The MSCI Asia Pacific Index gained 0.2 percent to 121.47 as of 5:33 p.m. in Tokyo, with about five shares rising for every four that fell. The measure slumped 2.3 percent yesterday on concern Europe’s debt crisis may worsen and threaten the global economic recovery after Francois Hollande was elected France’s first Socialist president in almost two decades and Greek voters flocked to anti-bailout parties.
The Nikkei 225 Stock Average (NKY) gained 0.7 percent, recouping some of yesterday’s 2.8 percent slide. South Korea’s Kospi Index gained 0.5 percent and Australia’s S&P/ASX 200 Index advanced 0.3 percent. Hong Kong’s Hang Seng Index lost 0.3 percent. Trading volumes in Japan and Hong Kong were at least 13 percent below the 30-day average, according to data compiled by Bloomberg.
Futures on the Standard & Poor’s 500 Index fell 0.6 percent today. The stock gauge finished little changed yesterday in New York, recovering from a 0.4 percent decline after Warren Buffett said American lenders are in “fine shape,” propelling a rally in bank shares.
Capcom jumped 5.3 percent to 1,778 yen in Tokyo after the company predicted full-year net income will increase 46 percent to 9.8 billion yen ($123 million) on higher sales.
Mitsubishi gained 3.7 percent to 1,703 yen after the trading company reported full-year net income of 500 billion yen, topping the average 479.1 billion yen estimate in a Bloomberg survey.
Of the 433 companies on the MSCI Asia Pacific Index (MXAP) that have posted quarterly results since April 10, 151 exceeded expectations, while 171 missed analysts’ estimates, according to data compiled by Bloomberg News.
Fuji Heavy Industries Ltd. surged 7.3 percent to 602 yen, the most on the Asian gauge, after the maker of Subaru cars forecast a 25 percent jump in profit in the 12 months ending March 31 as it targets record vehicle sales on rising demand in China and the U.S.

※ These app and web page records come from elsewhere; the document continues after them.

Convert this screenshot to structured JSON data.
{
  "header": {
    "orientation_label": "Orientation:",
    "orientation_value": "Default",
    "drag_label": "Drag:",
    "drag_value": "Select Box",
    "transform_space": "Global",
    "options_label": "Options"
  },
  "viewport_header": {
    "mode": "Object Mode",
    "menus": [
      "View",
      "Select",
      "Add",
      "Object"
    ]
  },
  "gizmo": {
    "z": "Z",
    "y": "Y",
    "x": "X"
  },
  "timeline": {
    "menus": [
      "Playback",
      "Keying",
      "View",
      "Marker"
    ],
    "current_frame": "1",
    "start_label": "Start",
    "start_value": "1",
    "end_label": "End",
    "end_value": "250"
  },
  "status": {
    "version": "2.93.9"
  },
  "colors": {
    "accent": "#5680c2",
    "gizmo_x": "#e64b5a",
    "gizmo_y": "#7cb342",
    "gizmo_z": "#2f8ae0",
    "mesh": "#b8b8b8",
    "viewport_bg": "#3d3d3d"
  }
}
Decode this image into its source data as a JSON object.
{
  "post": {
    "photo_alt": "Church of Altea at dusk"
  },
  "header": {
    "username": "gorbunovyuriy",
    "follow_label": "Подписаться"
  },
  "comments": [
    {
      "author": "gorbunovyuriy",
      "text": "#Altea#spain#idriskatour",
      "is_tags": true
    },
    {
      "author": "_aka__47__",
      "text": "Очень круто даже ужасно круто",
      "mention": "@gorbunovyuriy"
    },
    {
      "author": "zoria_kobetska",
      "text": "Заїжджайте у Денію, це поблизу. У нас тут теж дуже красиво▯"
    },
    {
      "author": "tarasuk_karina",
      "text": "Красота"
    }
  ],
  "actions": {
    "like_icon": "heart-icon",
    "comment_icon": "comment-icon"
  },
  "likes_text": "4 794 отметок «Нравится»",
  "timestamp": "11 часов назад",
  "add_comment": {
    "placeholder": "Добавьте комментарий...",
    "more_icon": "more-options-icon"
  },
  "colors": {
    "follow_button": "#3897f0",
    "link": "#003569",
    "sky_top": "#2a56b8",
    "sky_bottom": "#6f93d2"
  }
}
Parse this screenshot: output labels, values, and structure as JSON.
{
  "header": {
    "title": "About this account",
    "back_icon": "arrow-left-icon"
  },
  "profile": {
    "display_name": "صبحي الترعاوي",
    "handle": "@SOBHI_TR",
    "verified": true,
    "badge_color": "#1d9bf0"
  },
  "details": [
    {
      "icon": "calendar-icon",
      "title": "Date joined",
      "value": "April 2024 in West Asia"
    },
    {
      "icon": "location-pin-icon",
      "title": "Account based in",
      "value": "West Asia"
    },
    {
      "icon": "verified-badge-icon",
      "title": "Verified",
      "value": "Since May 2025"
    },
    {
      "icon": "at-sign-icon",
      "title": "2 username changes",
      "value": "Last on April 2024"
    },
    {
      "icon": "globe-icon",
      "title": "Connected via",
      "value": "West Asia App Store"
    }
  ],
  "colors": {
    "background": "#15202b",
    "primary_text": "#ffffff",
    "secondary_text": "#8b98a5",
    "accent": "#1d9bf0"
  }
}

Samsung SDI Co., which supplies batteries to Apple Inc., rose 3.1 percent 166,500 won in Seoul on speculation the company will expand its electric-car battery business. Samsung Electronics Co. Chief Operating Officer Lee Jae Yong met Volkswagen AG officials to discuss ways to cooperate on electric-car batteries, according to the Maeil Business Newspaper.
“The report increased speculation that Samsung owners are interested in the car-battery business,” Kim Byung Ki, an analyst at Kiwoom Securities Co., said by telephone today.
Iluka plunged 12 percent to A$14.01 in Sydney. The company cut its full-year zircon production forecast by about 14 percent, lowered sales estimates and increased production cost projections, citing the unclear global economic outlook.
The MSCI Asia Pacific Index has risen 6.5 percent this year through yesterday, compared with an 8.9 percent gain by the S&P 500 and a 4.2 percent advance by the Stoxx Europe 600 Index. Stocks in the Asian benchmark are valued at 12.4 times estimated earnings on average, compared with a multiple of 13 for the S&P 500 and 10.6 times for the Stoxx 600.
Volatility declined as stocks climbed. The HSI Volatility Index (VHSI), a measure of options prices on the Hang Seng, fell 4.8 percent to 21.23. The Nikkei Stock Average Volatility Index (VNKY) dropped 7.8 percent to 20.82.
To contact the reporters on this story: Jonathan Burgos in Singapore at firstname.lastname@example.org; Adam Haigh in Sydney at email@example.com
To contact the editor responsible for this story: John McCluskey at firstname.lastname@example.org